This is what Mia, the final girl of the 2013 Evil Dead tries to do in order to kick her drug habit. In an isolated cabin in the woods, she plans to detox with a group of her closest friends, including her brother. Mia ends up doing battle with more than her drug addiction, though- she becomes possessed and is sexually assaulted by deadites that lurk in the woods surrounding the cabin. (These demons were summoned by her friend who read a passage aloud from the Necronomicon after the book was found in the basement of the dilapidated cabin.) She pleads with her friends to take her back home, that something terrible happened to her and she was in danger. Thinking that this was just a symptom of her withdrawal or a ploy to get her hands on some more drugs, her friends elect to keep her there at the cabin. Mia knows what happened to her- she knew that there was something out there coming for her and she’s plagued with demonic visions.
In early September of this year, Dr. Christine Blasey Ford came forward to tell of her sexual assault experience, facilitated by the Supreme Court nominee Brett Kavanaugh 36 years ago at a small gathering at a friend’s home. If you aren’t sure of what happened or haven’t watched the news lately, Dr. Ford was allegedly held down and groped by Kavanaugh as her friends were gathered downstairs. When she freed herself, she ran from the home without explanation. She kept the experience from those that had been there that night, from her parents, and from her husband until she opened up about it in a couples therapy session decades later. When she learned of Kavanaugh’s nomination, she decided to come forward; she felt it is her civic duty. She was met not only with disbelief, but death threats, threats against her family and accusations of lying as an effort to thwart Kavanaugh’s nomination. As a society, we tend not to believe the victim if there isn’t tangible proof.

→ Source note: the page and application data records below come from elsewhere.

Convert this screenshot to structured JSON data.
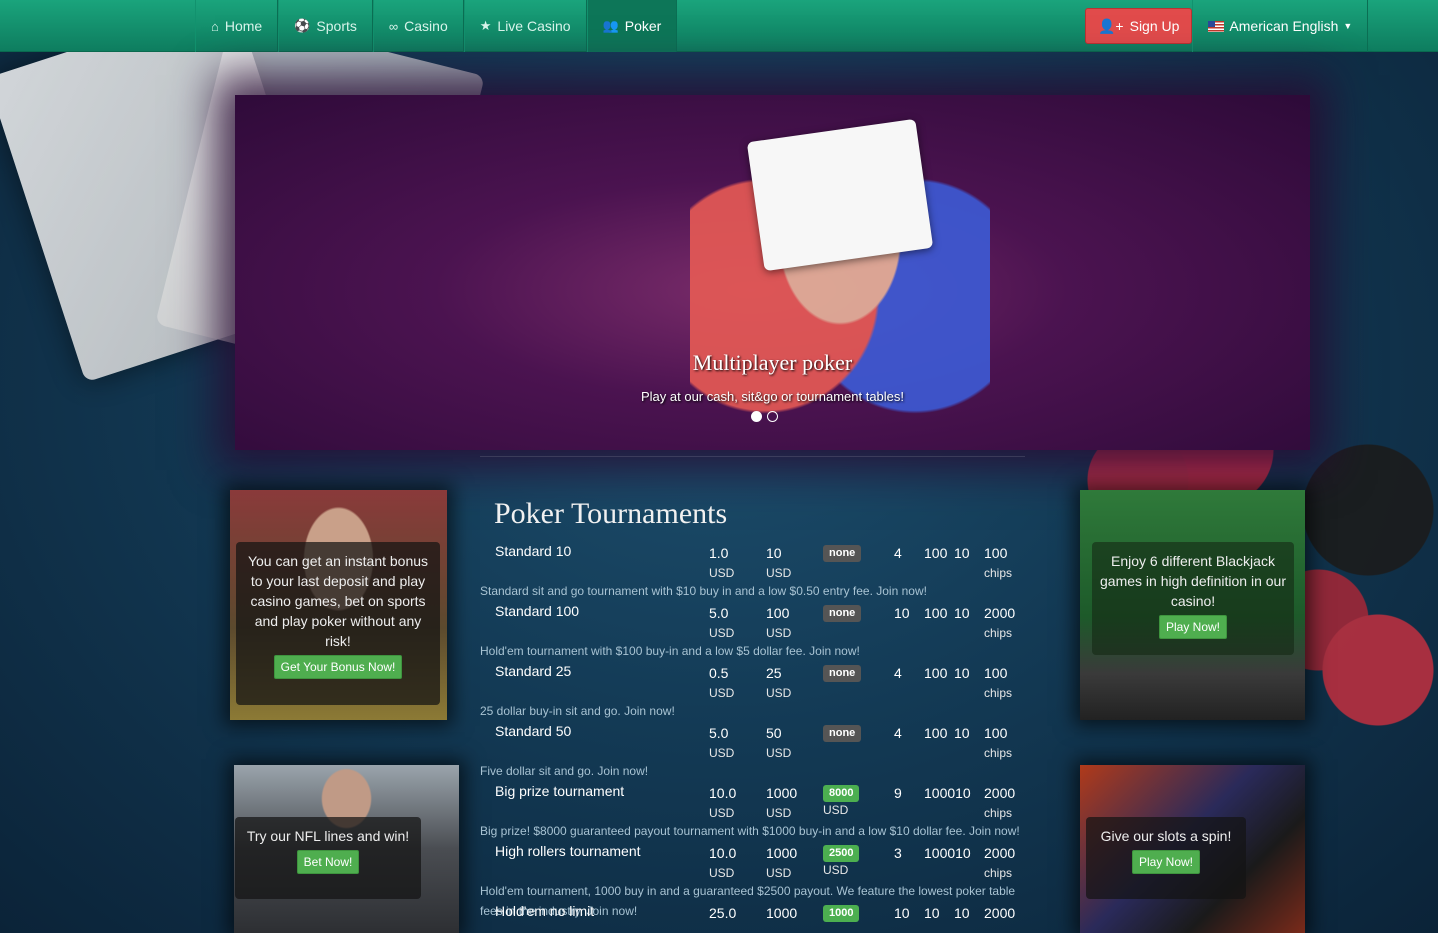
{
  "nav": {
    "items": [
      {
        "label": "Home",
        "icon": "home-icon"
      },
      {
        "label": "Sports",
        "icon": "soccer-ball-icon"
      },
      {
        "label": "Casino",
        "icon": "link-icon"
      },
      {
        "label": "Live Casino",
        "icon": "star-icon"
      },
      {
        "label": "Poker",
        "icon": "users-icon"
      }
    ],
    "signup_label": "Sign Up",
    "language_label": "American English"
  },
  "slider": {
    "title": "Multiplayer poker",
    "subtitle": "Play at our cash, sit&go or tournament tables!"
  },
  "left_promos": [
    {
      "text": "You can get an instant bonus to your last deposit and play casino games, bet on sports and play poker without any risk!",
      "button": "Get Your Bonus Now!"
    },
    {
      "text": "Try our NFL lines and win!",
      "button": "Bet Now!"
    }
  ],
  "right_promos": [
    {
      "text": "Enjoy 6 different Blackjack games in high definition in our casino!",
      "button": "Play Now!"
    },
    {
      "text": "Give our slots a spin!",
      "button": "Play Now!"
    }
  ],
  "tournaments": {
    "title": "Poker Tournaments",
    "rows": [
      {
        "name": "Standard 10",
        "buyin": "1.0",
        "buyin_unit": "USD",
        "prize": "10",
        "prize_unit": "USD",
        "guarantee": "none",
        "guarantee_style": "none",
        "players": "4",
        "c1": "100",
        "c2": "10",
        "chips": "100",
        "chips_unit": "chips",
        "desc": "Standard sit and go tournament with $10 buy in and a low $0.50 entry fee. Join now!"
      },
      {
        "name": "Standard 100",
        "buyin": "5.0",
        "buyin_unit": "USD",
        "prize": "100",
        "prize_unit": "USD",
        "guarantee": "none",
        "guarantee_style": "none",
        "players": "10",
        "c1": "100",
        "c2": "10",
        "chips": "2000",
        "chips_unit": "chips",
        "desc": "Hold'em tournament with $100 buy-in and a low $5 dollar fee. Join now!"
      },
      {
        "name": "Standard 25",
        "buyin": "0.5",
        "buyin_unit": "USD",
        "prize": "25",
        "prize_unit": "USD",
        "guarantee": "none",
        "guarantee_style": "none",
        "players": "4",
        "c1": "100",
        "c2": "10",
        "chips": "100",
        "chips_unit": "chips",
        "desc": "25 dollar buy-in sit and go. Join now!"
      },
      {
        "name": "Standard 50",
        "buyin": "5.0",
        "buyin_unit": "USD",
        "prize": "50",
        "prize_unit": "USD",
        "guarantee": "none",
        "guarantee_style": "none",
        "players": "4",
        "c1": "100",
        "c2": "10",
        "chips": "100",
        "chips_unit": "chips",
        "desc": "Five dollar sit and go. Join now!"
      },
      {
        "name": "Big prize tournament",
        "buyin": "10.0",
        "buyin_unit": "USD",
        "prize": "1000",
        "prize_unit": "USD",
        "guarantee": "8000",
        "guarantee_style": "green",
        "guarantee_unit": "USD",
        "players": "9",
        "c1": "100010",
        "c2": "",
        "chips": "2000",
        "chips_unit": "chips",
        "desc": "Big prize! $8000 guaranteed payout tournament with $1000 buy-in and a low $10 dollar fee. Join now!"
      },
      {
        "name": "High rollers tournament",
        "buyin": "10.0",
        "buyin_unit": "USD",
        "prize": "1000",
        "prize_unit": "USD",
        "guarantee": "2500",
        "guarantee_style": "green",
        "guarantee_unit": "USD",
        "players": "3",
        "c1": "100010",
        "c2": "",
        "chips": "2000",
        "chips_unit": "chips",
        "desc": "Hold'em tournament, 1000 buy in and a guaranteed $2500 payout. We feature the lowest poker table fees in the industry. Join now!"
      },
      {
        "name": "Hold'em no limit",
        "buyin": "25.0",
        "buyin_unit": "",
        "prize": "1000",
        "prize_unit": "",
        "guarantee": "1000",
        "guarantee_style": "green",
        "players": "10",
        "c1": "10",
        "c2": "10",
        "chips": "2000",
        "chips_unit": "",
        "desc": ""
      }
    ]
  }
}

“…I was too afraid and ashamed to tell anyone the details…I tried to convince myself that because Brett did not rape me, I should be able to move on and just pretend that it had never happened. “ – Dr. Christine Blasey Ford
Mia’s friends doubted her claims- and then they all began to see that maybe she wasn’t lying. But by then, it was too late. The group of youngsters is picked off by the forces of evil until Mia is the only survivor, in more ways than one. So this raises a really poignant question- when someone comes forward to talk about their assault and we choose not to believe them- what kind of consequences will we experience? What will that teach generations to come about how we react to accusations of rape, and even more importantly, what will this teach young men about perpetrating sexual assault on others?

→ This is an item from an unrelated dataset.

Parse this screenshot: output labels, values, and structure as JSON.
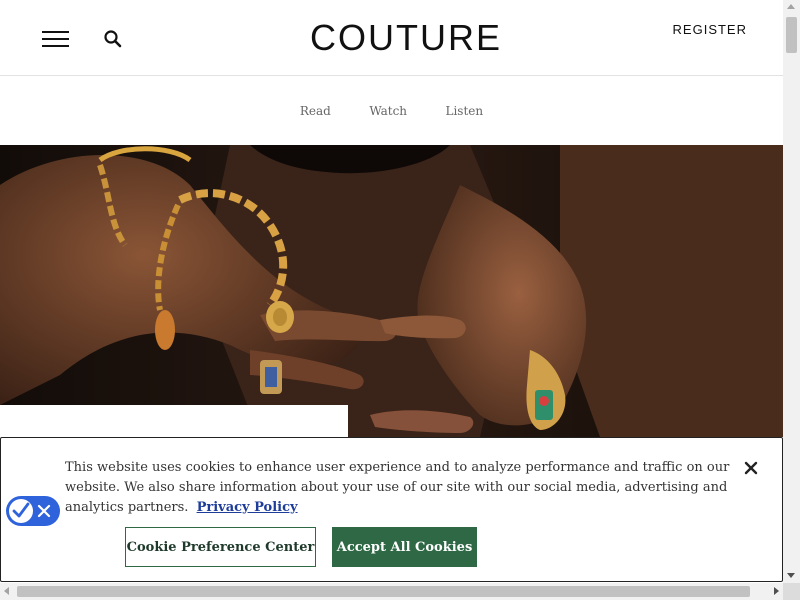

“Thousands of people who have had their lives dramatically altered by sexual violence have reached out to share their own experiences with me and have thanked me for coming forward…At the same time, my greatest fears have been realized—and the reality has been far worse than what I expected. My family and I have been the target of constant harassment and death threats. I have been called the most vile and hateful names imaginable. These messages, while far fewer than the expressions of support, have been terrifying to receive and have rocked me to my core.” -Dr. Christine Blasey Ford
Humans are faulty by nature. We want the evidence, we need the facts, and when we don’t have it, we tend to shrug it off when people can’t prove their guilt or innocence. However, you have to sit back and really ask yourself- what is being gained by someone coming forward to share their trauma, knowing that they most likely won’t be believed- but saying it anyway. In Evil Dead, Mia tries to tell her brother David that there’s something wrong and that the force that came after her in the woods is in the house. He doesn’t believe her, but the deadite is there, waiting for Mia, in the corner of her room. David tells Mia, “You know it’s all in your head. Try to get it together. You’ll feel better tomorrow. Be glad we were such assholes.”
I think that it’s time we hang up the idea that women tell of their assault because they’re trying to gain attention or shirk the responsibility of their actions. Much like Mia is tired and afraid of the deadites hurting her and her friends, women are tired of knowing that their rapists are walking around, possibly harming others, and holding positions of power.
Episode 33: Evil Dead (2013) – Cross Your Lung is available now on your favorite podcast app!